This was revealed to Reuters by deputy governor Masayoshi Amamiya, who dismissed rumours about an early withdrawal from accommodative settings.
Although inflation in Japan is considerably below levels seen in the US and elsewhere, the BOJ is trailing far behind other major central banks in reducing crisis-mode stimulus.
Nevertheless, rising global commodity prices and a falling yen have fuelled cost-push inflation, fueling investor concern that the BOJ may abandon its present stimulus program.
What BOJ is saying
Masayoshi Amamiya shrugged off the chance of an early exit from the stimulus policy. “What’s important is to continue our powerful monetary easing to firmly support economic activity of companies and households,” Amamiya told lawmakers.
If monetary support is eliminated suddenly, the economy will face downward pressure, making 2 percent inflation even more elusive, according to Amamiya.
The Ministry of Finance, which is responsible for currency policy, holds foreign reserves worth $1.35 trillion that it can use when needed for currency intervention through the BOJ, Suzuki said, without elaborating.
What you should know
- Today, Japan appears to be experiencing the wrong type of inflation. The goal of the BOJ Governor, Haruhiko Kuroda, was to establish a so-called demand-driven virtuous cycle in which higher-paid workers go out and spend more, increasing demand, leading to additional investment and, eventually, greater salaries.
- Instead, rising overseas costs will raise prices and cause customers to buy fewer items, not more. The situation is particularly acute in resource-scarce Japan, where almost all raw materials and commodities are imported.
- This comprises more than 60% of total food consumption and over 95% of total energy consumption, primarily through oil imports. With fairly calm global commodities markets over the last decade, this has not been a major concern until now, but wheat and natural gas are both in the crosshairs as a result of Russia’s invasion of Ukraine, and the problems are expected to worsen.
- So far, the figures have been modest by worldwide standards. While the US Consumer Price Index increased by 8.5% year on year in March, the highest rate since 1981, Japan’s index increased by only 1.2%.

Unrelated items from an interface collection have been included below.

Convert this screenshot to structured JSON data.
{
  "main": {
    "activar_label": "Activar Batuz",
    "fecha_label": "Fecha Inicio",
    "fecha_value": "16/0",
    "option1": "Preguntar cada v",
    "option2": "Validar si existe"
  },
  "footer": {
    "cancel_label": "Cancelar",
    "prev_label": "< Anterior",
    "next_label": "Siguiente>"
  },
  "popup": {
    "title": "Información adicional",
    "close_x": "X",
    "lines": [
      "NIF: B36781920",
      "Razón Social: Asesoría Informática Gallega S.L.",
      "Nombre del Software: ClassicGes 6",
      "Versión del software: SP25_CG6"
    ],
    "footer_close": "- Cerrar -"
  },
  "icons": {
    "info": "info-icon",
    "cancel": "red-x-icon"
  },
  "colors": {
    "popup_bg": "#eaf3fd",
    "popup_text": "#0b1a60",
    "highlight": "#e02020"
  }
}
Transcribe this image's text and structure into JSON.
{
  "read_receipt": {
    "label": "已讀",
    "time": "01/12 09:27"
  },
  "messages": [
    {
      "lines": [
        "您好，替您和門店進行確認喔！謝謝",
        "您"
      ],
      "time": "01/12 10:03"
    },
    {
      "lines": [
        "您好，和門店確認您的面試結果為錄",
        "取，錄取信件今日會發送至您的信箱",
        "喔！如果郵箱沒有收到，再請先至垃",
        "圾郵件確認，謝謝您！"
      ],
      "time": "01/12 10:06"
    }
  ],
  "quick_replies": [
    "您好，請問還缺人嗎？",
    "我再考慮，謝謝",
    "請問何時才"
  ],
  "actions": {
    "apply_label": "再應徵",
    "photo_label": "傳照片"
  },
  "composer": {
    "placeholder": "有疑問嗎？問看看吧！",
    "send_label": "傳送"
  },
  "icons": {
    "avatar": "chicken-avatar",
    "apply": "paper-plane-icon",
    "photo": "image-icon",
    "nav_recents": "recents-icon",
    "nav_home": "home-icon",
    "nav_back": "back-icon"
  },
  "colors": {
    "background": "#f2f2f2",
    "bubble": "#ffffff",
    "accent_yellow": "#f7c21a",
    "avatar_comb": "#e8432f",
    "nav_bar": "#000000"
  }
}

- Other figures were eye-popping by Japan’s standards. Energy costs jumped 20.8%, the steepest rise since 1981, while cooking oil increased 34.7%. Another measure of inflation at the wholesale level, the Corporate Goods Price Index jumped 9.5% year-on-year in March, due in part to the dire situation in Ukraine.